• [TASK BRIEF] Search the records below for the word "this", then return every line where it appears.

• [EXERCISE MATERIALS]
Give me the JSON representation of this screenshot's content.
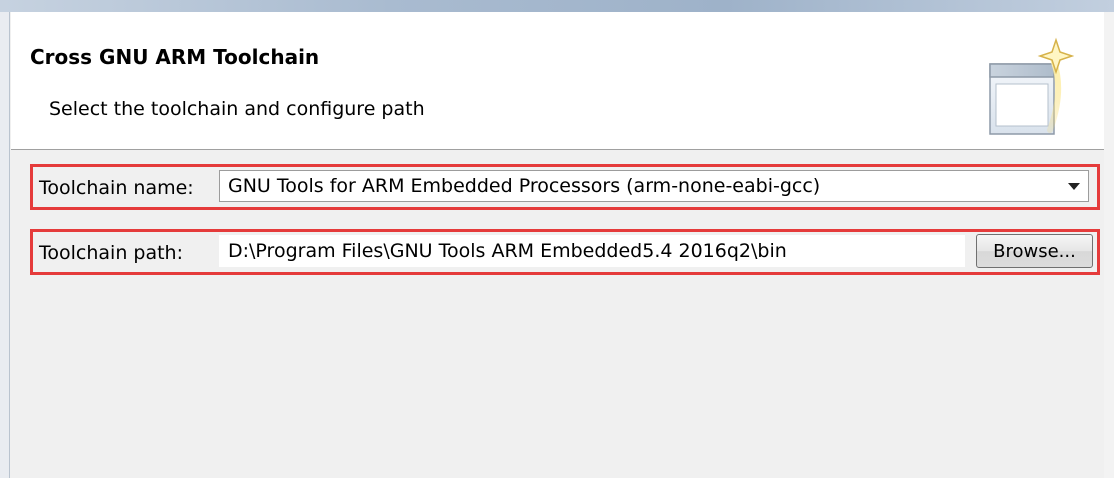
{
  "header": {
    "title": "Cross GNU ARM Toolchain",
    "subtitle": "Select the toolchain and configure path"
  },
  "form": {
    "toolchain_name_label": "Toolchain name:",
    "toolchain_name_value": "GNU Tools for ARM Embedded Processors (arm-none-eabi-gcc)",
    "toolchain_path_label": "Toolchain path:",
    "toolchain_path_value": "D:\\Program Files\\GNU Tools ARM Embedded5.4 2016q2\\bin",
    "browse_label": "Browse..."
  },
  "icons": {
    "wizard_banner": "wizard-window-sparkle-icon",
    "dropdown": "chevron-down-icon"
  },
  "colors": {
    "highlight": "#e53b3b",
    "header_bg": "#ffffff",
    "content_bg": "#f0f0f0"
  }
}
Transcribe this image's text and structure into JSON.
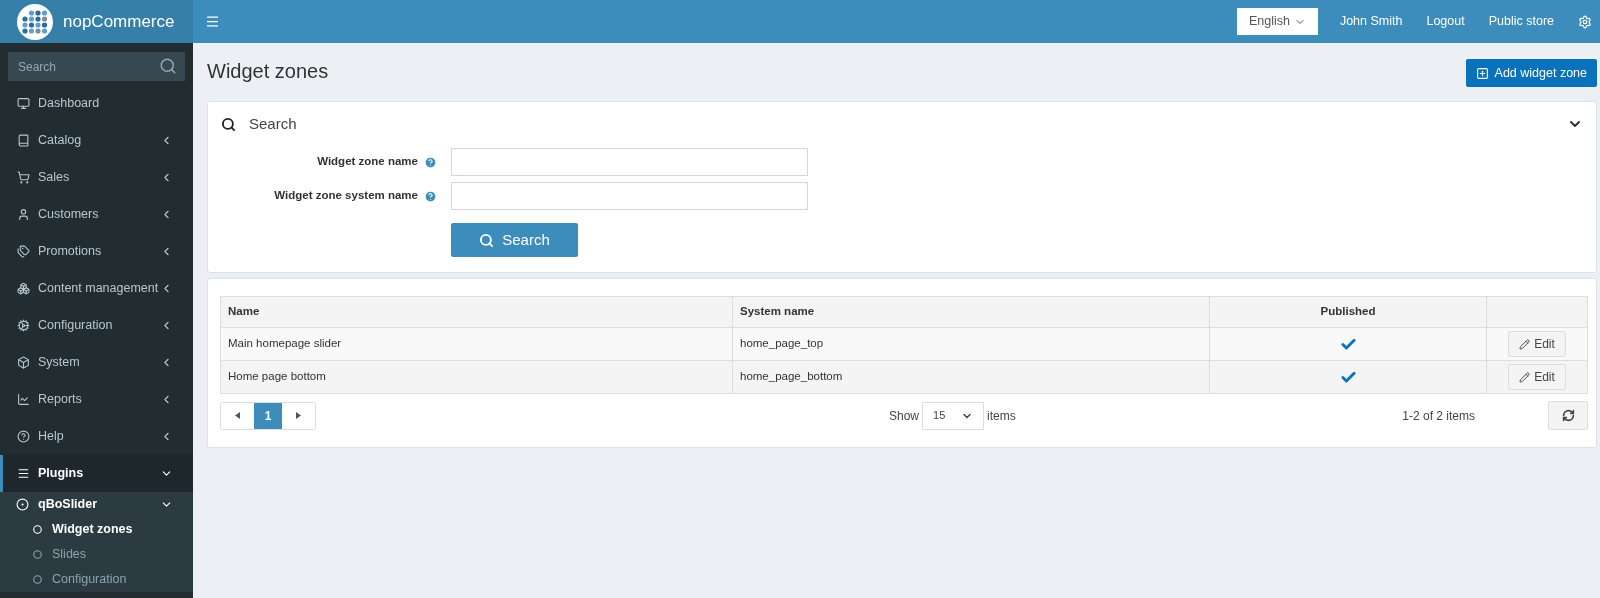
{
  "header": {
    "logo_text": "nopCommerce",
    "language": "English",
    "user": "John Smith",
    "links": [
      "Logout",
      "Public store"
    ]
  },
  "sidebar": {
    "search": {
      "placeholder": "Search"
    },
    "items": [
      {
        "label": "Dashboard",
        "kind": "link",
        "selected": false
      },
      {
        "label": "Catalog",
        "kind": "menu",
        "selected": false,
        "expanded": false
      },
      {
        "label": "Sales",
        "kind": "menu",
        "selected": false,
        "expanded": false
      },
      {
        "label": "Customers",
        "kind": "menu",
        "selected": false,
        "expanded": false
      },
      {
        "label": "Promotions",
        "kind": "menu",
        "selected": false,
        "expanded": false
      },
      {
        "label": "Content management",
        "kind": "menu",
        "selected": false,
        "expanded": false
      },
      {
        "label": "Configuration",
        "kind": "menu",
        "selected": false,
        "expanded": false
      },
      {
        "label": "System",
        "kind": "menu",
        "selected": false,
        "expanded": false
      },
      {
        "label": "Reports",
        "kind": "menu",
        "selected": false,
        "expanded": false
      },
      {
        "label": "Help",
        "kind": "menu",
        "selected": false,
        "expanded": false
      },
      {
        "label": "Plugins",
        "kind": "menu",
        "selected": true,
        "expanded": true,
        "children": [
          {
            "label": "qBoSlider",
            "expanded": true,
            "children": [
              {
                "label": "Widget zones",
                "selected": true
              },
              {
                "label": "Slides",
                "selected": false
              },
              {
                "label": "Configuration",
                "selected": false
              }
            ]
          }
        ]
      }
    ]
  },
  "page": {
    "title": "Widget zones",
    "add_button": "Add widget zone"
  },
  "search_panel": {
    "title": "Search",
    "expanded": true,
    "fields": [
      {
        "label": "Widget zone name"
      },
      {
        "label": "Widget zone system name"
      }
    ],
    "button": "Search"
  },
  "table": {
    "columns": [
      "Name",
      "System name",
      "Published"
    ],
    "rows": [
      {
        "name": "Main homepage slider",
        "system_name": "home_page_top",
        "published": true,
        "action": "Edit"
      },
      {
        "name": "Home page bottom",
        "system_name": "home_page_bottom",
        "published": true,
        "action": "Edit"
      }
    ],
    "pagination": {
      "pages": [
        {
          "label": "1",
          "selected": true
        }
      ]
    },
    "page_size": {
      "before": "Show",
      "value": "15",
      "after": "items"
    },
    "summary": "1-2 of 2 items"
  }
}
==
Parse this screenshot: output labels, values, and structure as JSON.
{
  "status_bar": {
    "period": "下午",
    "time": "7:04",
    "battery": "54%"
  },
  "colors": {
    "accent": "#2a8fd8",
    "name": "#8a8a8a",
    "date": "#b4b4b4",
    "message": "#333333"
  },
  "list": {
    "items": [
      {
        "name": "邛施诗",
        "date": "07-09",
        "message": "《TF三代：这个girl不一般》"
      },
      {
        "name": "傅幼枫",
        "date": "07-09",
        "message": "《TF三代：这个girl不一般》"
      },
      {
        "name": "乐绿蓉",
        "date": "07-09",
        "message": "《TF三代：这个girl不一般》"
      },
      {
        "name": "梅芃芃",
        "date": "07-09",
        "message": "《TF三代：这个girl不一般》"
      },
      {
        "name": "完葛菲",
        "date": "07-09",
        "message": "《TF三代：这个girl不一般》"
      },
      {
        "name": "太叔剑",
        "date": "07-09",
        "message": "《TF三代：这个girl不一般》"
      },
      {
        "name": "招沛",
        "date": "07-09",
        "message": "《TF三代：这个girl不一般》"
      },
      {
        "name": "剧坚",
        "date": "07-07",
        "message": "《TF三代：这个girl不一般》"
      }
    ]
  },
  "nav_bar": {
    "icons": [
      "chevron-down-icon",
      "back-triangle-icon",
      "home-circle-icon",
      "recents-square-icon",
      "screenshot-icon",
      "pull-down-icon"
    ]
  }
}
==
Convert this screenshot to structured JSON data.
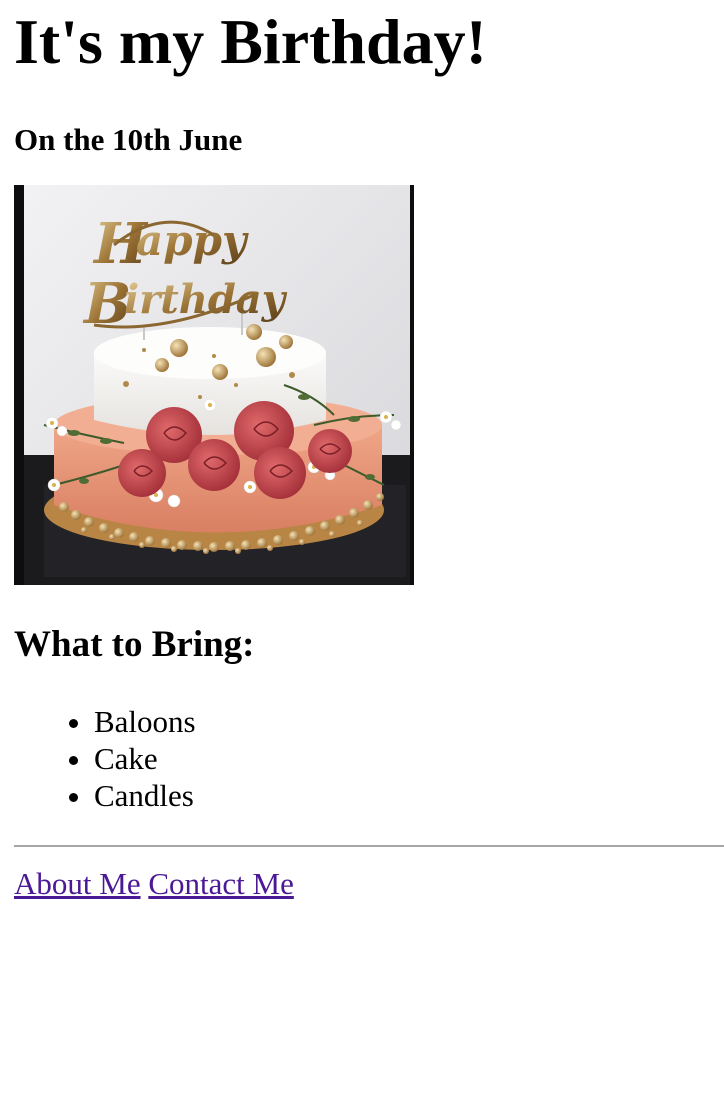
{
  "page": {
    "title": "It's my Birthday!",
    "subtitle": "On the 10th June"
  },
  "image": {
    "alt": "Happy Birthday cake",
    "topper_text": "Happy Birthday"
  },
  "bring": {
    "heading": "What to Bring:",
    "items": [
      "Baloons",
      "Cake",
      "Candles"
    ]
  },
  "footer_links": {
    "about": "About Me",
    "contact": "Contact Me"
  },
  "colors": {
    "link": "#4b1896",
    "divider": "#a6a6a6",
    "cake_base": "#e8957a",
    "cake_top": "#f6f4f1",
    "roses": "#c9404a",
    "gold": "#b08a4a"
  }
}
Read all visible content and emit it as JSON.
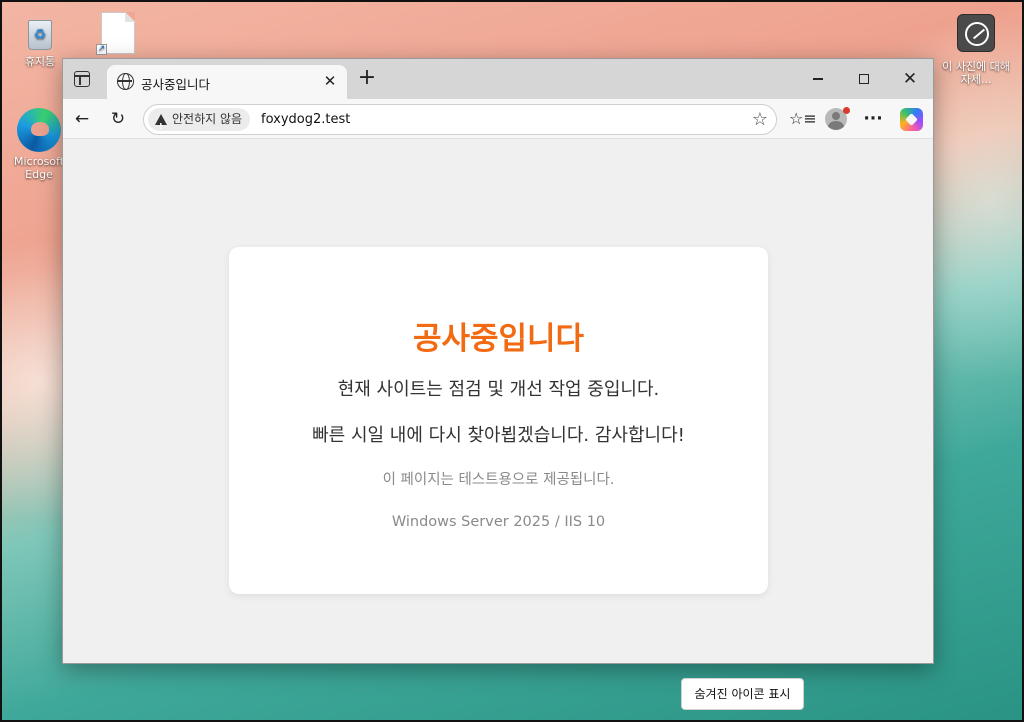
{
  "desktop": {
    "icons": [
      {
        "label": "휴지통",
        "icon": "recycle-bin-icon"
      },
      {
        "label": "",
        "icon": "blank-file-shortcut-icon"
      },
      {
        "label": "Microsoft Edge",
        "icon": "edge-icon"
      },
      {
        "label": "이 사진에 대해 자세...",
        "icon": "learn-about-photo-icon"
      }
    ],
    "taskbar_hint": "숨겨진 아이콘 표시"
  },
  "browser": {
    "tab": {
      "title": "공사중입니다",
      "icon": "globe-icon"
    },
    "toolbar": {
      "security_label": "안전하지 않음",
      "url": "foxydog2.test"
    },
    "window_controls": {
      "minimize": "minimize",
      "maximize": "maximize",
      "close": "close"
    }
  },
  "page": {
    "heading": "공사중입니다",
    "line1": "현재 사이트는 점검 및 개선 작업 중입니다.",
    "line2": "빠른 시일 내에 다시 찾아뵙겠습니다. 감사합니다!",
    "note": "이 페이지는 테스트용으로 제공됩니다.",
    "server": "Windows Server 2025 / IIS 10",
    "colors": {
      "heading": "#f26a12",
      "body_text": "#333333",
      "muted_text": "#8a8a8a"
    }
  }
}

• [RESULT BELOW]
Give me the JSON representation of this screenshot's content.
Transcribe this image's text and structure into JSON.
Parse this screenshot: output labels, values, and structure as JSON.
Convert this screenshot to structured JSON data.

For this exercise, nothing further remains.